However, the first half really made an impression, which I was disappointed that the rest didn’t live up to. I kept thinking how interesting, as high concept, to ask what would it be like if Crowley were somehow brought back to life today. What would he say and do, and what would his personality and ideas be like, when placed within a current cultural context. What would he applaud and what would he lament and what would surprise and what would shock, anger, confuse? And what insights and breakthroughs could be made given more time in a new time?

For that matter, it’s an interesting idea which you could ask of any historical figure. Any of the historical figure re-enactments is an example of how this can be compelling. I’m thinking primarily of Holbrook’s Twain and Jenkinson’s Jefferson as these seem to be exemplars. Or, I suppose also the Riverworld stories of Farmer are also examples of this idea of moving historical figures into another context. Maybe some more good examples are the alternative history stories that come out every once in a while and even the recent trend of adding zombies or whatnot to historical literature.

Well, anyhow, I was watching the special features on Branagh’s Hamlet, and I was struck by how closely he seemed to me in some of the videos to resemble Crowley in some pictures.



Branagh [source], Crowley [source]

Admittedly the picture of Branagh above is not the most flattering, but he’s so often smiling that it’s the best I could find on short notice to show side-by-side.

Anyhow, leaving aside the high concept of time travel and resurrection, wouldn’t it be something to see a decent period bio-pic of Crowley done with such production values and acting that someone like Branagh could bring to it? There’s certainly enough material to be interesting. Like the life of Sir Richard Francis Burton which really has only ever appeared once, and then only a short bit, in The Mountains of the Moon (which is actually a really well-done movie that I recommend); a decently done movie about Crowley, with warts and all to be sure, of course, please, but not something that is just stupid sensationalism or worse a really crappy B-grade film, would really be something to see.

Originally posted over on my personal blog at As great an actor to enact Crowley as this.

Truly occult and Theosophical books ought to be prayers and poems; calculated to lift the heart and the mind of the reader up to the highest regions of thought, and aiding him to descend into the innermost sanctuary of his own being

Franz Hartmann, In The Pronaos of The Temple of Wisdom

I Can Explain

I’ll be honest. I picked up Mockingbird Vol. 1: I Can Explain by Chelsea Cain, & al., because I saw the kerfuffle about the cover for the second volume, and grabbed both to support the series. It then languished in my to-read stack for a long time, but I got around to this and devoured it in one sitting.

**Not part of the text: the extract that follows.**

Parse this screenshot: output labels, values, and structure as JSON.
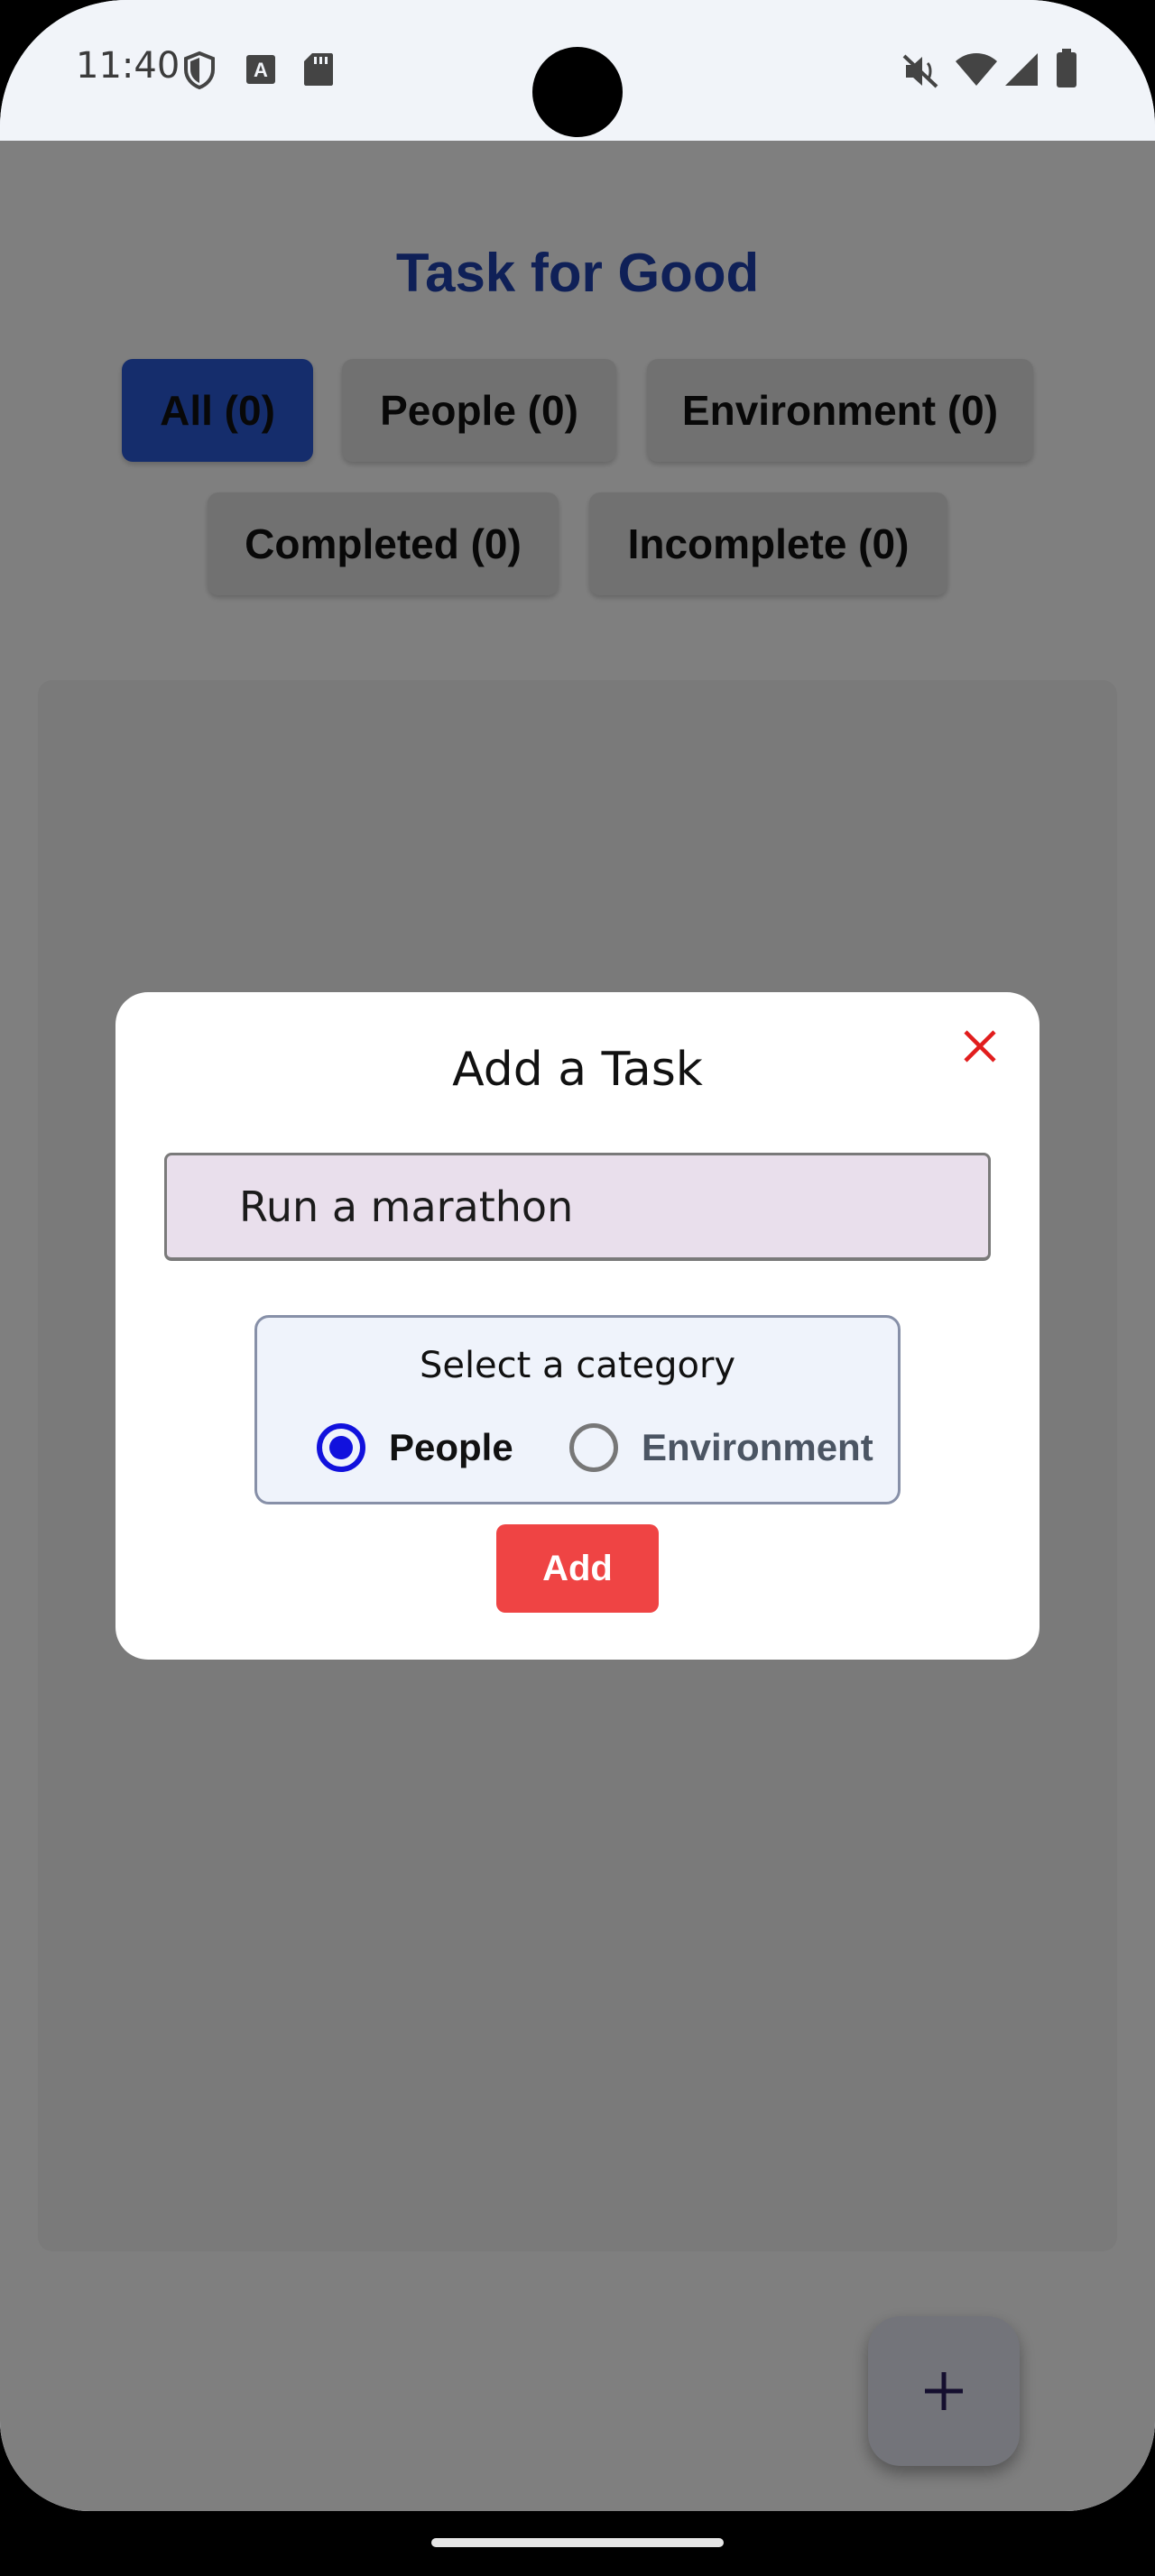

This is freakin’ hilarious, and smart. The arc in this collection has a modern storyline with a cool narrative structure. It reminded me of Archer and Deadpool in various ways. The dialogue is witty and sharp, there’s tons of easter eggs in the panels to find, and fun cameos, not the least of which is Howard the Duck! And, it’s a female protagonist who’s the smartest person in the room, in charge, and unapologetic about any of that.

Great stuff I definitely recommend.

Originally posted on my personal blog at I Can Explain